The main issue society usually has with raves is the amount of drug use usually associated with them. Indeed this also scared me, I was not one to take drugs and the thought of being around thousands of people who were did not appeal to me. However, this fear was all but forgotten when I entered the venue the night of the event. Before entering the concert, I waited in about in a line that stretched half a mile where I got the chance to talk with a lot of the people attending the rave. What I learned from a lot of the people, most who have attended many more raves before this one, was no one wanted a bunch of teenagers high on drugs attending. They said the media exaggerates the drug use at these events and a lot of people simply were there for the music. There was also security at the door that checked every person and their bags. This made it feel like a much more safe environment and assured me I was not getting into the exact situation I did not want to be in. Of course there were a few ravers who were able to sneak past security that got belligerent and obnoxious but if one felt uncomfortable a security guard was not hard to find. After I realized safety was the least of my concerns, I finally realized what the hype about raves was all about.

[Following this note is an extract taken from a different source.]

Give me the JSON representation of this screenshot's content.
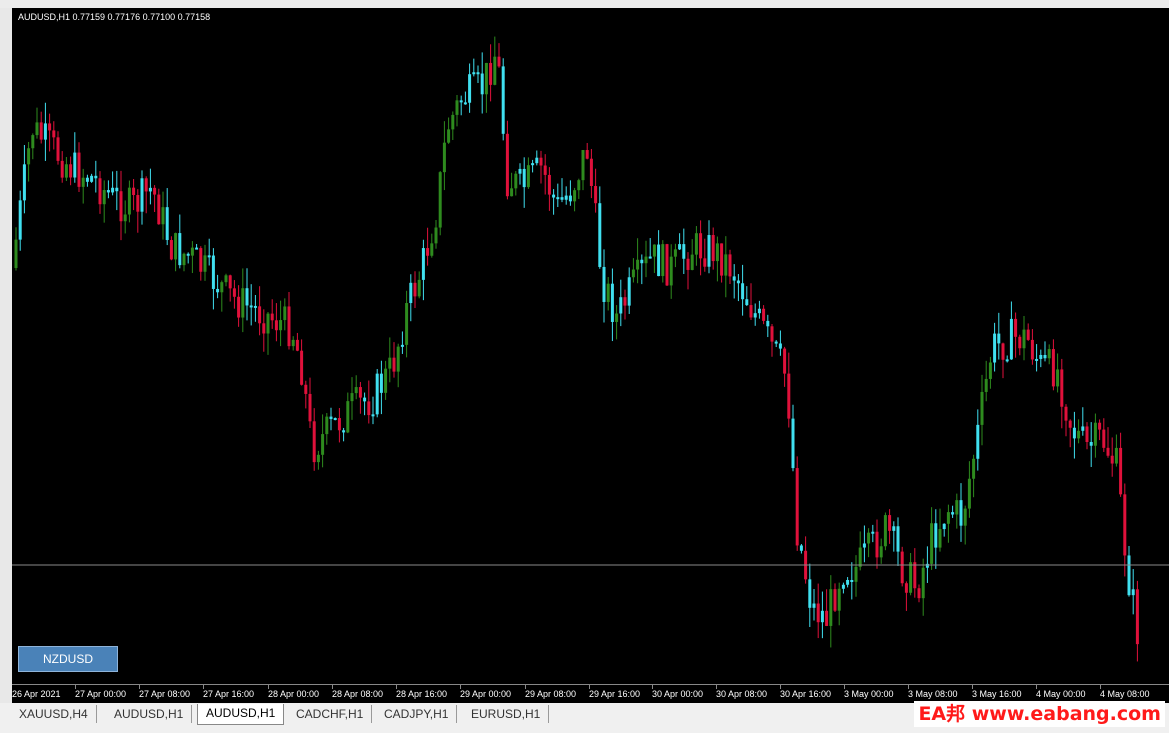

I had been to plenty of concerts in the past and I knew when I originally bought my ticket it would not be like the one's I attended before. There was no lead singer, band, or guitarist; instead it was one man and one computer. However, I never would have imagined what the night had in store for me. It was general admission seating, which meant no seats but a standing room where you were pressed skin-to-skin with those around you. Since it was electronic music, it only made sense for the crowd to be dancing, which there was plenty of. At any concert, the music is played at almost an overwhelming volume but at the rave, you heard